Why it matters: HDMI Alt Mode was designed to provide an efficient and flexible bridge between two different connection technologies. But HDMI Alt Mode promises never came to fruition, and the potential standard is now essentially dead, as officially confirmed by HDMI LA.

According to Notebookcheck, which spoke with HDMI Licensing Administrator (LA) representatives at CES 2023, HDMI Alt Mode will not be updated to the latest audiovisual standards. The technology was never adopted by manufacturers of end users, and it was essentially dead on arrival because of new market trends and DisplayPort competition.

As explained on the official page of the standard, HDMI Alt Mode would allow "HDMI-enabled source devices" to use a USB-C connection to deliver HDMI signal and features over a simpler cable with no need for additional protocols or adapters. This way, the "small form factor, reversible, and multi-purpose USB Type-C connector" could work together with the "leading display interface" (i.e. HDMI) on smartphones, tablets and PCs.

The latest version of the HDMI Alt Mode standard supports the full range of HDMI 1.4b features, including resolutions up to 4K, surround sound, Audio Return Channel, 3D (4K and HD), HDMI Ethernet Channel, Consumer Electronic Control, Deep Color, and HDCP DRM tech (1.4 and 2.2). "It's up to manufacturers," the specs say, "to choose which HDMI features they support on their products with USB Type-C."

And manufacturers clearly chose to avoid HDMI Alt Mode support altogether. The HDMI LA, which manages license agreements for commercial use of the most recent HDMI specifications, said that the technology simply has no place in the modern market. Companies like Apple have started adding HDMI ports on their products again, HDMI LA said, and HDMI Alt Mode offers no actual benefits when compared to DisplayPort Alt Mode.

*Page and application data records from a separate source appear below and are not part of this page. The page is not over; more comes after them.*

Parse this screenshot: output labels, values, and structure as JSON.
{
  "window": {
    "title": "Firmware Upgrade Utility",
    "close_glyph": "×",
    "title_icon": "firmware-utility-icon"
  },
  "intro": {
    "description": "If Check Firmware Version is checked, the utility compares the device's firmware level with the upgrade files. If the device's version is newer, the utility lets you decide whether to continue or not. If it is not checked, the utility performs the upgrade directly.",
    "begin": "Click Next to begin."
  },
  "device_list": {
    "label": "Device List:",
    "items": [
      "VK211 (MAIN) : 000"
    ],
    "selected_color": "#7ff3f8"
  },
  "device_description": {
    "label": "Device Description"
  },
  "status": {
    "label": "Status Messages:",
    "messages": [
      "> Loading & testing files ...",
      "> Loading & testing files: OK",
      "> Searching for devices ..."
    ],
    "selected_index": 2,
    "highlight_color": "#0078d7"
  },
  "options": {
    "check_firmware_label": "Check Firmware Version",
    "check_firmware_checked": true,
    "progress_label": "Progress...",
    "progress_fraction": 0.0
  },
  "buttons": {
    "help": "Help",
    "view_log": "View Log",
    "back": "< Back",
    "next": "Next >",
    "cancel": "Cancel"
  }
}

Just like HDMI Alt Mode, DisplayPort Alt Mode was designed to use a USB-C port and cable combo to connect DisplayPort-compatible displays or TV sets. Furthermore, DisplayPort Alt Mode supports higher refresh rates (4K at 60Hz, uncompressed), 24-bit colors, and more. DisplayPort Alt Mode can even support HDMI 2.0 signals, and it was officially released 2 years before HDMI Alt Mode (in 2014), which clearly helped its wider adoption.

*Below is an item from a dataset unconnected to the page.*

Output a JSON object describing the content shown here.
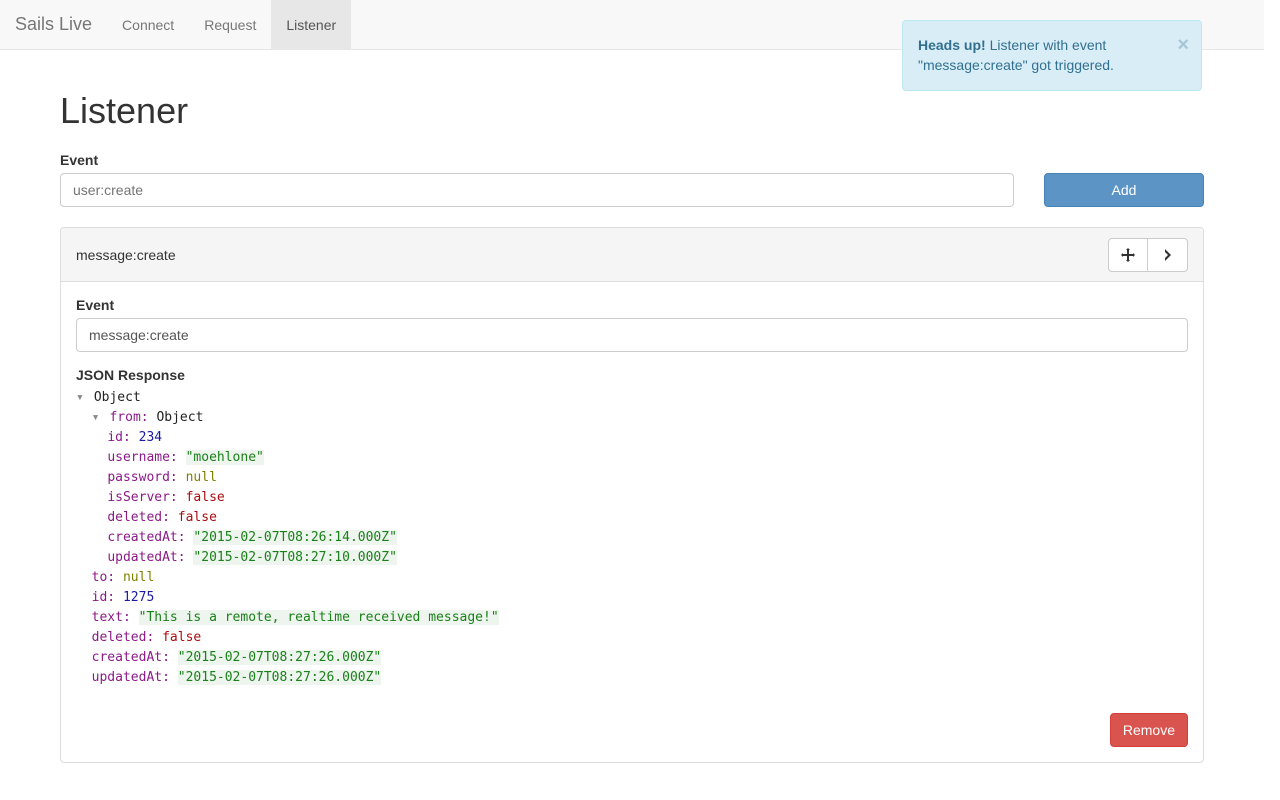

The HDMI LA admitted at CES they don't even know any actual manufacturer which produced an HDMI Alt Mode-compatible product. The same goes for the USB Implementers Forum, where people "familiar with the certification process" don't know if any HDMI Alt Mode adapter is available for purchase. So goodbye HDMI Alt Mode; we hardly knew you.